If you pay close attention to investment news, it’ll either make you laugh or it’ll drive you bonkers. Within the same hour, and on the same market news website, you will often see completely contradictory articles. One says the market is headed higher; the next says the market is about to tank.
What’s a smart investor to do? Be very careful about your information diet.
More Information, Less Success
In the late 1980s, former Harvard psychologist Paul Andreassen conducted an experiment to see how the quantity of market information impacted investor behavior.
He divided a group of mock investors into two segments — investors in companies with stable stock prices, and investors in companies with volatile stock prices. Then he further divided those investors. Half of each group received constant news updates about the companies they invested in, and half received no news.

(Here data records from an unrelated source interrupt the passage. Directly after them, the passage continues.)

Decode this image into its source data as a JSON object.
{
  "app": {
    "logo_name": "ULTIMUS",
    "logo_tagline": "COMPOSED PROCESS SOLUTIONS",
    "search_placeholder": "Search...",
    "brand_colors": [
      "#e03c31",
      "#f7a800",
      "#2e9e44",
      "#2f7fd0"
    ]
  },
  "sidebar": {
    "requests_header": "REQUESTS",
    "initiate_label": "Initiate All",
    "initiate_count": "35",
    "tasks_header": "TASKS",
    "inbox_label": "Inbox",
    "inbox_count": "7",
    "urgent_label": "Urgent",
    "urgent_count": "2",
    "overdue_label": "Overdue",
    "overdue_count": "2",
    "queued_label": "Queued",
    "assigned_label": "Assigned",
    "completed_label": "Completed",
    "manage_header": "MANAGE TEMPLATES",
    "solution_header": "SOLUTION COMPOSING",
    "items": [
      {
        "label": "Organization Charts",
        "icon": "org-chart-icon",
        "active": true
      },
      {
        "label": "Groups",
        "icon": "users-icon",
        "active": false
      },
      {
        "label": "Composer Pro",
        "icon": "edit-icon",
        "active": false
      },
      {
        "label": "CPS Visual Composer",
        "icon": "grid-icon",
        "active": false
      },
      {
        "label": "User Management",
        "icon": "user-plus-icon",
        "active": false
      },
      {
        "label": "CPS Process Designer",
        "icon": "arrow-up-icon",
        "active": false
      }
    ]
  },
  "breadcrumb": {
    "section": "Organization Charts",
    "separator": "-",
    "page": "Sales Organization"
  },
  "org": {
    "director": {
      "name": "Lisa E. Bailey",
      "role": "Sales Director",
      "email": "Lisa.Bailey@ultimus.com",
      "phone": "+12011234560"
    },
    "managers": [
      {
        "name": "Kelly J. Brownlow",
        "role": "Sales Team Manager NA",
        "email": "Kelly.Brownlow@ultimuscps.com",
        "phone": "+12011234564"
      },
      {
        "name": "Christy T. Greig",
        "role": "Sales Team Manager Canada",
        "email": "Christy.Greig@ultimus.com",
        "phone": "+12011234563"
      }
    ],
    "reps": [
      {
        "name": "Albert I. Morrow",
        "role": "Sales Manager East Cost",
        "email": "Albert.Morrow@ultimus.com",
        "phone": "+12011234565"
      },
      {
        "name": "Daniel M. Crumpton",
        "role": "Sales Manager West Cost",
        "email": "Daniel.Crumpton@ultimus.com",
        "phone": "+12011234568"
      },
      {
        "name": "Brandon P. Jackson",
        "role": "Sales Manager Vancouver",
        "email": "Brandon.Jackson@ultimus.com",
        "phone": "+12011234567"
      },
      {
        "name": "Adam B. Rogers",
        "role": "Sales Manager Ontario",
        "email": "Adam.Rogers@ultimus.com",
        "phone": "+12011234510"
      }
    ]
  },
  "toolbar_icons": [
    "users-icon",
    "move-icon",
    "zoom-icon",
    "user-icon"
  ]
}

Those who received no news generated better portfolio returns than those who received frequent updates. The implication? The more closely you monitor news about your investments, the more likely you are to make changes to your portfolio — usually to your detriment.

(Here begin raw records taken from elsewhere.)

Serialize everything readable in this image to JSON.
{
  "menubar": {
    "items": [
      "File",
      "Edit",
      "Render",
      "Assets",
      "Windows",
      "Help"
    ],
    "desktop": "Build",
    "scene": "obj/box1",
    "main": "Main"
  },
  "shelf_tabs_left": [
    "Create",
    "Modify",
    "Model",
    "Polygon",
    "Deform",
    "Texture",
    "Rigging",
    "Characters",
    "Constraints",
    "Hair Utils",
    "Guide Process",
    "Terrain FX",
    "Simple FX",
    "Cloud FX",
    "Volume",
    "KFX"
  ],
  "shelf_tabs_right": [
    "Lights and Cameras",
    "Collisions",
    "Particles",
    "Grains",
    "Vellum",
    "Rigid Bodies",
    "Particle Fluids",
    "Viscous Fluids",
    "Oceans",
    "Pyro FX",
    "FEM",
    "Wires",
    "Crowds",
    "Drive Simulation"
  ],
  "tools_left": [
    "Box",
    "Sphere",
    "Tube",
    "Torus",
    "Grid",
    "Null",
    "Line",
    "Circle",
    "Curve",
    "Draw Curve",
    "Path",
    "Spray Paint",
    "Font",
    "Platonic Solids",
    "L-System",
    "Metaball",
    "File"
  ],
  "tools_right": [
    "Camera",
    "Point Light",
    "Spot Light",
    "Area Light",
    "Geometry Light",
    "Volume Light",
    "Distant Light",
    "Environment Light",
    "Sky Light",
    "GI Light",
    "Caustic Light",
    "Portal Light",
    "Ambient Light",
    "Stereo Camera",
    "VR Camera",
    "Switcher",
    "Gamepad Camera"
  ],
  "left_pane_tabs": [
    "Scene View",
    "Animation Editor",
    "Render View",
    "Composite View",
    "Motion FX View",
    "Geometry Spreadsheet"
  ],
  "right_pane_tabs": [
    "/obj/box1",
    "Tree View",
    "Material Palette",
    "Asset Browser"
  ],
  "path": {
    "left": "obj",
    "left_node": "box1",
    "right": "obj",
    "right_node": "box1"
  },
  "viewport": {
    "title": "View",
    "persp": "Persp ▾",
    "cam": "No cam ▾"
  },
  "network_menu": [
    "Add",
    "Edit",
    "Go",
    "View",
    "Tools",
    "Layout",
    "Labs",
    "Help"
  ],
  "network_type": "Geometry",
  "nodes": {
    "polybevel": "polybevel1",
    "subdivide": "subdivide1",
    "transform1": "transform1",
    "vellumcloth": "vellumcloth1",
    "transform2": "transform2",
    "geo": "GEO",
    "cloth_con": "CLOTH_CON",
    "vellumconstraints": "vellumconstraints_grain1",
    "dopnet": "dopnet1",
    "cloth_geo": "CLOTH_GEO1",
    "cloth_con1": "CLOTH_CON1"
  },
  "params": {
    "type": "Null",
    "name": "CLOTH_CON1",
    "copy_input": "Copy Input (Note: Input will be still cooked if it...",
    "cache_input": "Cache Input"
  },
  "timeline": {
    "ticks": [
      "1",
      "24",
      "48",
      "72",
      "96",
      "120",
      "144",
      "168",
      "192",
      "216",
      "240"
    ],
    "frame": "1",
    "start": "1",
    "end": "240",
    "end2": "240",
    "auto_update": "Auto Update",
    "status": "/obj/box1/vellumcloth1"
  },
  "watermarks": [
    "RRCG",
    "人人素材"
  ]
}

In another study, renowned human behavior researchers Daniel Kahneman, Amos Tversky, Richard Thaler, and Alan Schwartz compared the stock/bond allocations of investors who checked on their investments at least once a month against those who did so just once a year. Those who took in…